Without artifice or sentimentality, Penn’s flowers are statements of fact. Recording what is in front of his lens with as much fidelity as the camera allows, the photographs dissect each whorl and petal, each stem and stamen with the honesty of an X-Ray. Penn examines the topography and biological wonder of each specimen, many of which are in a state of decay. He makes note of the feathery skeleton of the Dandelion/Taraxacum officinale bearing the weight of droplets of water and the withering petals of Peony/Paenoia: Silver Dawn. Each browning, twisting flower is seen with cool objectivity.
Beyond the display of striking clarity, there are moments within each composition where Penn’s objective study becomes poetic contemplation. The passage of time is implicit in these images: the pink pigment drips from the tips of Tulip/Tulipa: China Pink and Iceland Poppy/Papaver nudicaule (C) is caught cocooning into itself. With subjects found at the penultimate moment before their expiration, Penn documents each flower’s vitality while speaking of its mortality.
Irving Penn (b. 1917, Plainfield, NJ) began his prolific career in photography in 1943 at the encouragement of Alexander Liberman, then art director at Vogue magazine. Liberman would later recall that after seeing some Penn’s early camera work he realized “we were in the presence of a major new vision with infinite possibilities for growth and discovery.” Penn has developed that vision for over sixty years at Vogue, executing celebrated portraits of leading cultural figures as well as groundbreaking fashion editorials noted for their natural lighting and formal simplicity.
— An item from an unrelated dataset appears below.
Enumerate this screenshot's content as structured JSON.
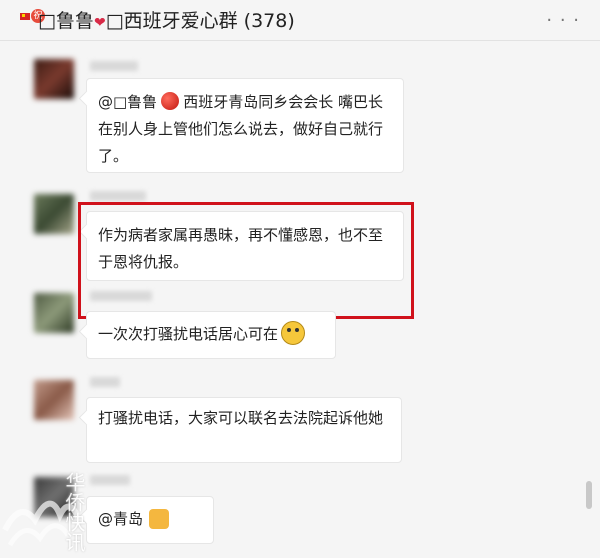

During the same span, Penn has produced a large and varied body of artistic work that includes robust female nudes, still lifes, and photographs of street debris. Now 89, he is still expanding the creative limits of the medium by continually exploring new subjects and techniques.
Penn’s work has been exhibited widely in career retrospectives at major museums. Just last year, the National Gallery of Art in Washington mounted Irving Penn: Platinum Prints, featuring over 90 photographs given to the museum by the artist in 2002. In 1997, he donated an important group of prints and archival material to the Art Institute of Chicago. His work belongs to public collections in this country and abroad, including the Metropolitan Museum of Art, New York; the Museum of Modern Art, New York; and the Moderna Museet, Stockholm.
Penn has published eleven books of photographs: Moments Preserved (1960); Worlds in a Small Room (1974); Inventive Paris Clothes (1977); Flowers (1980); Issey Miyake (1988); Passage (1991); Still Life (2001); Dancer (2001); Earthly Bodies: Irving Penn’s Nudes, 1949–50 (2002); Notebook at Random (2004); and Photographs of Dahomey (2004).